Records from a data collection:
=======

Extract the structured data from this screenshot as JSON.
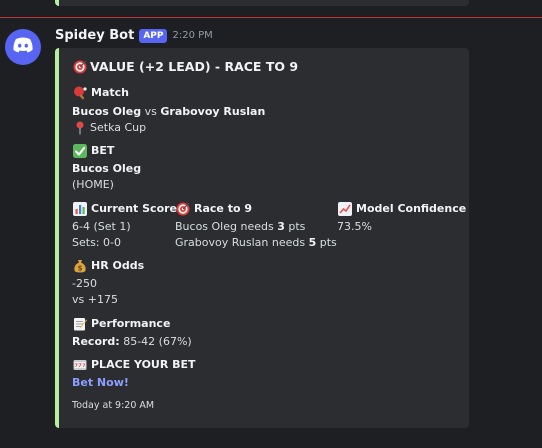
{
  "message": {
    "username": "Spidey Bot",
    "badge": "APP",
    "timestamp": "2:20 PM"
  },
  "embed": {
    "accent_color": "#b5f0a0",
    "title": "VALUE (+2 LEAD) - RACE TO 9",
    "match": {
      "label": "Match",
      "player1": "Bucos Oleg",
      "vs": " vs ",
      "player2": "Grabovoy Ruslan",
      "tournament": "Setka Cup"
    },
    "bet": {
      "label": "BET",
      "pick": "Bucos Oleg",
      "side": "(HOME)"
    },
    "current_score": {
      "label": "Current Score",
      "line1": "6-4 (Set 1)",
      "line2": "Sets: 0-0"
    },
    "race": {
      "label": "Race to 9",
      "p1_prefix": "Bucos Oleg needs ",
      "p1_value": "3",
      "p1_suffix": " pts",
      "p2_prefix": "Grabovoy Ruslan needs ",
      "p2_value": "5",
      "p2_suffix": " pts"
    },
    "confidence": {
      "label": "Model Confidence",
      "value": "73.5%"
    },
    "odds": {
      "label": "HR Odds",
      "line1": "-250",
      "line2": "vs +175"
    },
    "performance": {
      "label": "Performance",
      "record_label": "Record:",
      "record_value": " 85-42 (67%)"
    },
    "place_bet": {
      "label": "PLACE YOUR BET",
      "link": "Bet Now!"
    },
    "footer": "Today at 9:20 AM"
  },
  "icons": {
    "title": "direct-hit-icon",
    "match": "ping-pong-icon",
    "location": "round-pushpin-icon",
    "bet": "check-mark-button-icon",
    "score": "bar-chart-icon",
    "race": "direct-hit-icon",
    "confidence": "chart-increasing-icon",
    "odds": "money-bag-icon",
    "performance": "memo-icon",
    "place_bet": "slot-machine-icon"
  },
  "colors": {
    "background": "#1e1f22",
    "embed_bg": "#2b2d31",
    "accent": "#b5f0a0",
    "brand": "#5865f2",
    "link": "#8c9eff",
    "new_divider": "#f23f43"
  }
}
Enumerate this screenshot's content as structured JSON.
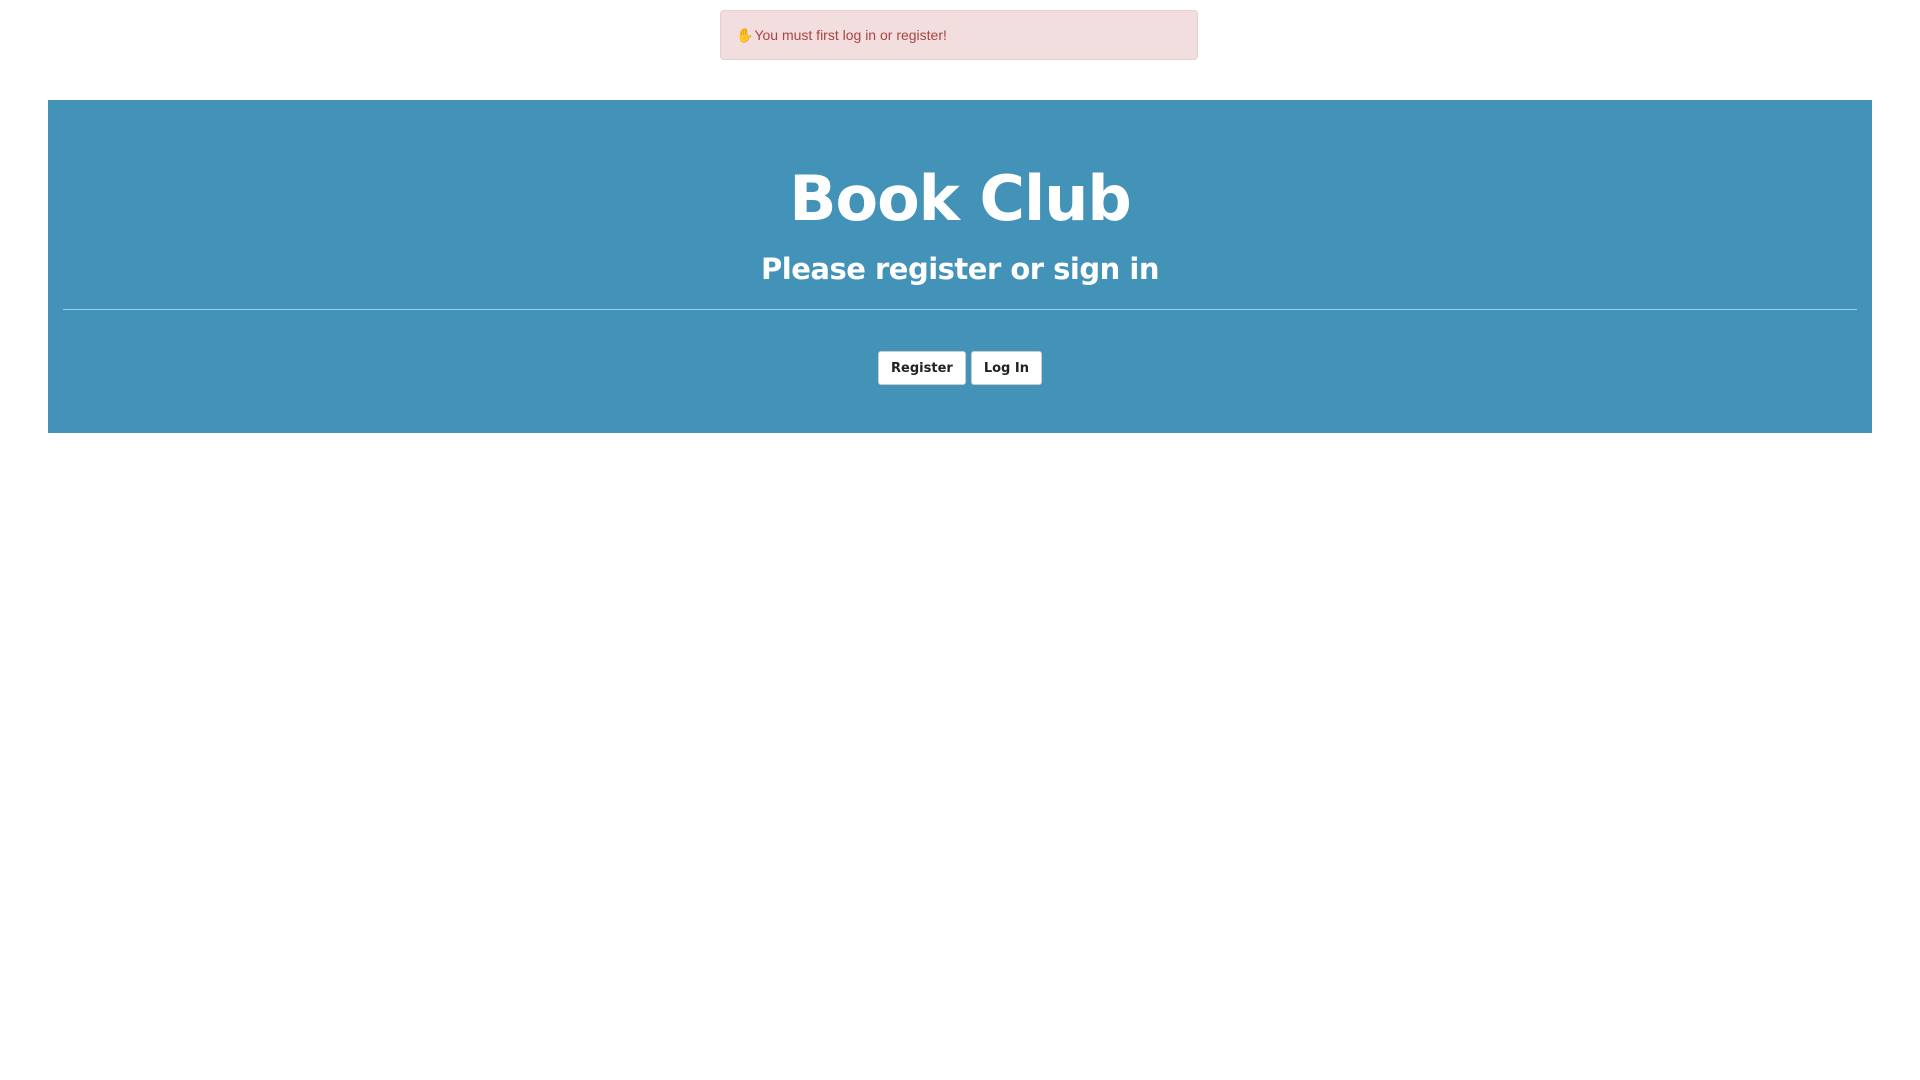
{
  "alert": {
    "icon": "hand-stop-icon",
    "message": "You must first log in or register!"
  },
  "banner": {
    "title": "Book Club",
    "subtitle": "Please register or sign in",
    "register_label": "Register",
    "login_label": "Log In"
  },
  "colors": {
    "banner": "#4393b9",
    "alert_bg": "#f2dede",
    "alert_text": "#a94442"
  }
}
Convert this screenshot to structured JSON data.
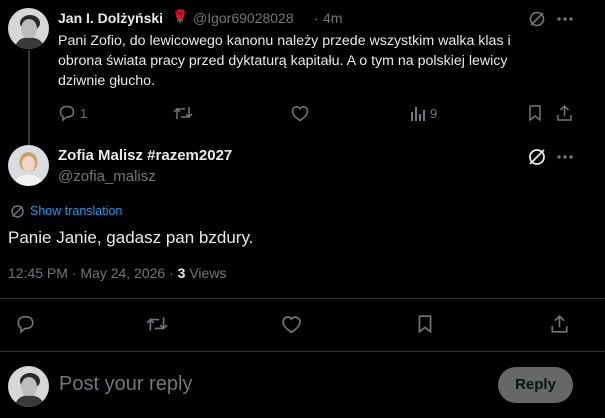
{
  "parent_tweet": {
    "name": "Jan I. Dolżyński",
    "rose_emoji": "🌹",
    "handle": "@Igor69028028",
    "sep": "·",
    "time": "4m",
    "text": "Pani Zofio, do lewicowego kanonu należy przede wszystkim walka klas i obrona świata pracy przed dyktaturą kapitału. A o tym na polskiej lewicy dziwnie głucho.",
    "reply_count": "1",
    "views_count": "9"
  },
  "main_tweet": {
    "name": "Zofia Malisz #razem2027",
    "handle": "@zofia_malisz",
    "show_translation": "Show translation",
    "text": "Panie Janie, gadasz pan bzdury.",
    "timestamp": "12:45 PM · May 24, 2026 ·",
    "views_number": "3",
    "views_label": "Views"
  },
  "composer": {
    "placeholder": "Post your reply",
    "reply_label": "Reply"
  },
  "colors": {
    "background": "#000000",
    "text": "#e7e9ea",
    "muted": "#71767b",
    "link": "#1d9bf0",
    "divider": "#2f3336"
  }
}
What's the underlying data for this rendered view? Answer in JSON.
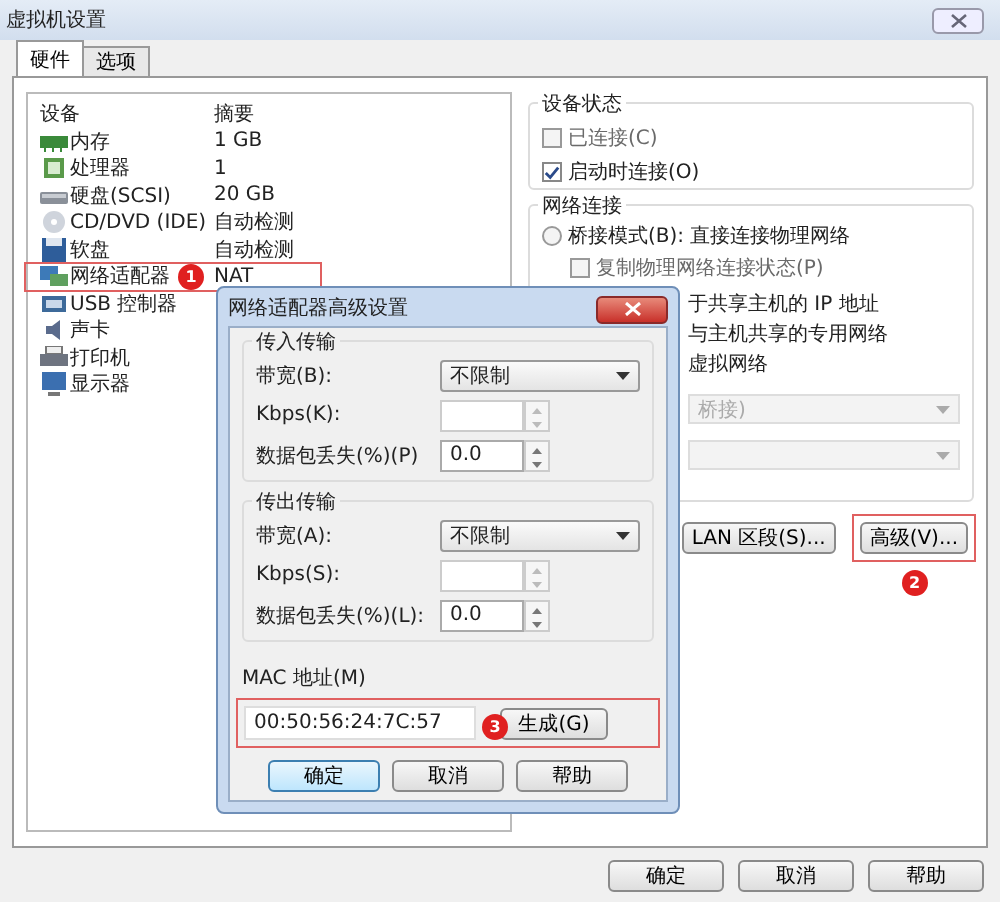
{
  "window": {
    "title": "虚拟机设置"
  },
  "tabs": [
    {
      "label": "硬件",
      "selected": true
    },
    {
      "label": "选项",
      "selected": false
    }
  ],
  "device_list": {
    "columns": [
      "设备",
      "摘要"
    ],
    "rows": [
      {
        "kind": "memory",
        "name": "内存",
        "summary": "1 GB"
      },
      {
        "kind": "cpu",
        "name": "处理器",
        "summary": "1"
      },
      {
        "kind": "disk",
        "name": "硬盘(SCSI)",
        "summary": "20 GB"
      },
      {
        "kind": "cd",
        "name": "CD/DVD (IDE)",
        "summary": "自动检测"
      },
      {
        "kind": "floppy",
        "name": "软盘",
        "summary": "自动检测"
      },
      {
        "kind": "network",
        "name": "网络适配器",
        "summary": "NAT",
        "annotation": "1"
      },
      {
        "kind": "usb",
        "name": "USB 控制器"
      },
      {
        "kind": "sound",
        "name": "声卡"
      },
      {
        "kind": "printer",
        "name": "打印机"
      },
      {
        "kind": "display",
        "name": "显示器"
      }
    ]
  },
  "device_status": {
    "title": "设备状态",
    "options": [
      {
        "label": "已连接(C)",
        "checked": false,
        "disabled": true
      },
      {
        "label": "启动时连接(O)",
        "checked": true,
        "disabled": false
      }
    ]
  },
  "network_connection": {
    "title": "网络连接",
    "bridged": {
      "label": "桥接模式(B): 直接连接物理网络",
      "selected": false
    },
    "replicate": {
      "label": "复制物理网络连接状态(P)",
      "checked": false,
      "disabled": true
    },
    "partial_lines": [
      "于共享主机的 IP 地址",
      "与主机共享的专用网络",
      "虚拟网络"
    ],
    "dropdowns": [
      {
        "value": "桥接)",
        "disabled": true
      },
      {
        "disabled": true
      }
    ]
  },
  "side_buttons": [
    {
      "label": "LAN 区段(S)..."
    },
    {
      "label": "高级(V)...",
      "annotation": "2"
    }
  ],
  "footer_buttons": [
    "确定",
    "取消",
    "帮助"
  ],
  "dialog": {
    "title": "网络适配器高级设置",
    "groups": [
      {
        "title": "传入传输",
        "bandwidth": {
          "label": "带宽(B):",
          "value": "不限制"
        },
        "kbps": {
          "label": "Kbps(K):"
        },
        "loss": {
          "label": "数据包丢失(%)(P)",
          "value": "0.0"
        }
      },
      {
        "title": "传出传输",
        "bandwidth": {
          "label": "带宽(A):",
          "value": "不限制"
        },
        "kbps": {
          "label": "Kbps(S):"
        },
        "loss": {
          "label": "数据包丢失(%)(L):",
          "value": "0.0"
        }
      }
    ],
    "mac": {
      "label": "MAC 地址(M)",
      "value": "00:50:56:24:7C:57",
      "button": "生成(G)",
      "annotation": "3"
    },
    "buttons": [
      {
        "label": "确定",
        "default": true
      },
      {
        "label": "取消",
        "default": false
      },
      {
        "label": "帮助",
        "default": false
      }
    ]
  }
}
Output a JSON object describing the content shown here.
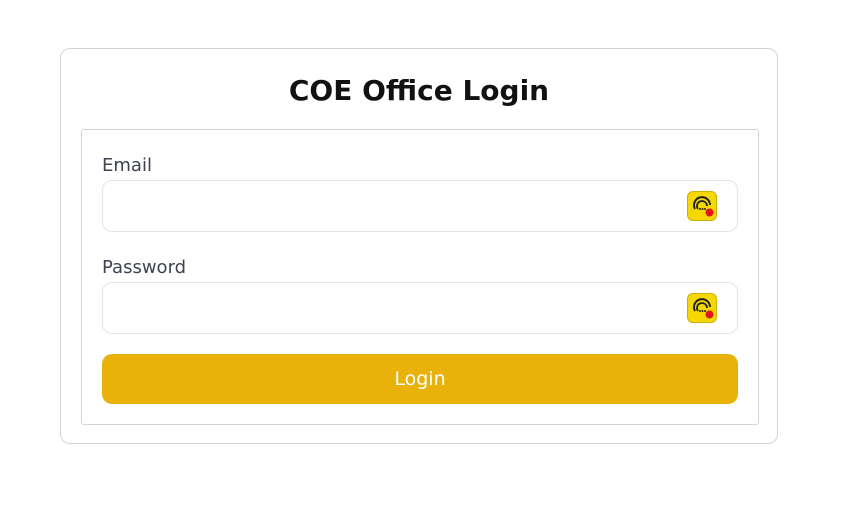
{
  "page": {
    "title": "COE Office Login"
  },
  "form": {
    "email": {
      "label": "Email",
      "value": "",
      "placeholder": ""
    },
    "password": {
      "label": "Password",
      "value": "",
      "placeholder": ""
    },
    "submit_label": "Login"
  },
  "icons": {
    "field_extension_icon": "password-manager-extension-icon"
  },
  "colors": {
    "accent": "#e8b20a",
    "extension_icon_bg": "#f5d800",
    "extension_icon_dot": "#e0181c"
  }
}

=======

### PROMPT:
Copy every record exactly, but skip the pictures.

### RESPONSE AREA:
Extract the structured data from this screenshot as JSON.
{
  "message": {
    "username": "Spidey Bot",
    "badge": "APP",
    "timestamp": "2:20 PM"
  },
  "embed": {
    "accent_color": "#b5f0a0",
    "title": "VALUE (+2 LEAD) - RACE TO 9",
    "match": {
      "label": "Match",
      "player1": "Bucos Oleg",
      "vs": " vs ",
      "player2": "Grabovoy Ruslan",
      "tournament": "Setka Cup"
    },
    "bet": {
      "label": "BET",
      "pick": "Bucos Oleg",
      "side": "(HOME)"
    },
    "current_score": {
      "label": "Current Score",
      "line1": "6-4 (Set 1)",
      "line2": "Sets: 0-0"
    },
    "race": {
      "label": "Race to 9",
      "p1_prefix": "Bucos Oleg needs ",
      "p1_value": "3",
      "p1_suffix": " pts",
      "p2_prefix": "Grabovoy Ruslan needs ",
      "p2_value": "5",
      "p2_suffix": " pts"
    },
    "confidence": {
      "label": "Model Confidence",
      "value": "73.5%"
    },
    "odds": {
      "label": "HR Odds",
      "line1": "-250",
      "line2": "vs +175"
    },
    "performance": {
      "label": "Performance",
      "record_label": "Record:",
      "record_value": " 85-42 (67%)"
    },
    "place_bet": {
      "label": "PLACE YOUR BET",
      "link": "Bet Now!"
    },
    "footer": "Today at 9:20 AM"
  },
  "icons": {
    "title": "direct-hit-icon",
    "match": "ping-pong-icon",
    "location": "round-pushpin-icon",
    "bet": "check-mark-button-icon",
    "score": "bar-chart-icon",
    "race": "direct-hit-icon",
    "confidence": "chart-increasing-icon",
    "odds": "money-bag-icon",
    "performance": "memo-icon",
    "place_bet": "slot-machine-icon"
  },
  "colors": {
    "background": "#1e1f22",
    "embed_bg": "#2b2d31",
    "accent": "#b5f0a0",
    "brand": "#5865f2",
    "link": "#8c9eff",
    "new_divider": "#f23f43"
  }
}
Enumerate this screenshot's content as structured JSON.
{
  "alert": {
    "icon": "hand-stop-icon",
    "message": "You must first log in or register!"
  },
  "banner": {
    "title": "Book Club",
    "subtitle": "Please register or sign in",
    "register_label": "Register",
    "login_label": "Log In"
  },
  "colors": {
    "banner": "#4393b9",
    "alert_bg": "#f2dede",
    "alert_text": "#a94442"
  }
}
Convert this screenshot to structured JSON data.
{
  "parent_tweet": {
    "name": "Jan I. Dolżyński",
    "rose_emoji": "🌹",
    "handle": "@Igor69028028",
    "sep": "·",
    "time": "4m",
    "text": "Pani Zofio, do lewicowego kanonu należy przede wszystkim walka klas i obrona świata pracy przed dyktaturą kapitału. A o tym na polskiej lewicy dziwnie głucho.",
    "reply_count": "1",
    "views_count": "9"
  },
  "main_tweet": {
    "name": "Zofia Malisz #razem2027",
    "handle": "@zofia_malisz",
    "show_translation": "Show translation",
    "text": "Panie Janie, gadasz pan bzdury.",
    "timestamp": "12:45 PM · May 24, 2026 ·",
    "views_number": "3",
    "views_label": "Views"
  },
  "composer": {
    "placeholder": "Post your reply",
    "reply_label": "Reply"
  },
  "colors": {
    "background": "#000000",
    "text": "#e7e9ea",
    "muted": "#71767b",
    "link": "#1d9bf0",
    "divider": "#2f3336"
  }
}
What's the underlying data for this rendered view? Answer in JSON.
{
  "window": {
    "title": "虚拟机设置"
  },
  "tabs": [
    {
      "label": "硬件",
      "selected": true
    },
    {
      "label": "选项",
      "selected": false
    }
  ],
  "device_list": {
    "columns": [
      "设备",
      "摘要"
    ],
    "rows": [
      {
        "kind": "memory",
        "name": "内存",
        "summary": "1 GB"
      },
      {
        "kind": "cpu",
        "name": "处理器",
        "summary": "1"
      },
      {
        "kind": "disk",
        "name": "硬盘(SCSI)",
        "summary": "20 GB"
      },
      {
        "kind": "cd",
        "name": "CD/DVD (IDE)",
        "summary": "自动检测"
      },
      {
        "kind": "floppy",
        "name": "软盘",
        "summary": "自动检测"
      },
      {
        "kind": "network",
        "name": "网络适配器",
        "summary": "NAT",
        "annotation": "1"
      },
      {
        "kind": "usb",
        "name": "USB 控制器"
      },
      {
        "kind": "sound",
        "name": "声卡"
      },
      {
        "kind": "printer",
        "name": "打印机"
      },
      {
        "kind": "display",
        "name": "显示器"
      }
    ]
  },
  "device_status": {
    "title": "设备状态",
    "options": [
      {
        "label": "已连接(C)",
        "checked": false,
        "disabled": true
      },
      {
        "label": "启动时连接(O)",
        "checked": true,
        "disabled": false
      }
    ]
  },
  "network_connection": {
    "title": "网络连接",
    "bridged": {
      "label": "桥接模式(B): 直接连接物理网络",
      "selected": false
    },
    "replicate": {
      "label": "复制物理网络连接状态(P)",
      "checked": false,
      "disabled": true
    },
    "partial_lines": [
      "于共享主机的 IP 地址",
      "与主机共享的专用网络",
      "虚拟网络"
    ],
    "dropdowns": [
      {
        "value": "桥接)",
        "disabled": true
      },
      {
        "disabled": true
      }
    ]
  },
  "side_buttons": [
    {
      "label": "LAN 区段(S)..."
    },
    {
      "label": "高级(V)...",
      "annotation": "2"
    }
  ],
  "footer_buttons": [
    "确定",
    "取消",
    "帮助"
  ],
  "dialog": {
    "title": "网络适配器高级设置",
    "groups": [
      {
        "title": "传入传输",
        "bandwidth": {
          "label": "带宽(B):",
          "value": "不限制"
        },
        "kbps": {
          "label": "Kbps(K):"
        },
        "loss": {
          "label": "数据包丢失(%)(P)",
          "value": "0.0"
        }
      },
      {
        "title": "传出传输",
        "bandwidth": {
          "label": "带宽(A):",
          "value": "不限制"
        },
        "kbps": {
          "label": "Kbps(S):"
        },
        "loss": {
          "label": "数据包丢失(%)(L):",
          "value": "0.0"
        }
      }
    ],
    "mac": {
      "label": "MAC 地址(M)",
      "value": "00:50:56:24:7C:57",
      "button": "生成(G)",
      "annotation": "3"
    },
    "buttons": [
      {
        "label": "确定",
        "default": true
      },
      {
        "label": "取消",
        "default": false
      },
      {
        "label": "帮助",
        "default": false
      }
    ]
  }
}
Output a JSON object describing the content shown here.
{
  "page": {
    "title": "COE Office Login"
  },
  "form": {
    "email": {
      "label": "Email",
      "value": "",
      "placeholder": ""
    },
    "password": {
      "label": "Password",
      "value": "",
      "placeholder": ""
    },
    "submit_label": "Login"
  },
  "icons": {
    "field_extension_icon": "password-manager-extension-icon"
  },
  "colors": {
    "accent": "#e8b20a",
    "extension_icon_bg": "#f5d800",
    "extension_icon_dot": "#e0181c"
  }
}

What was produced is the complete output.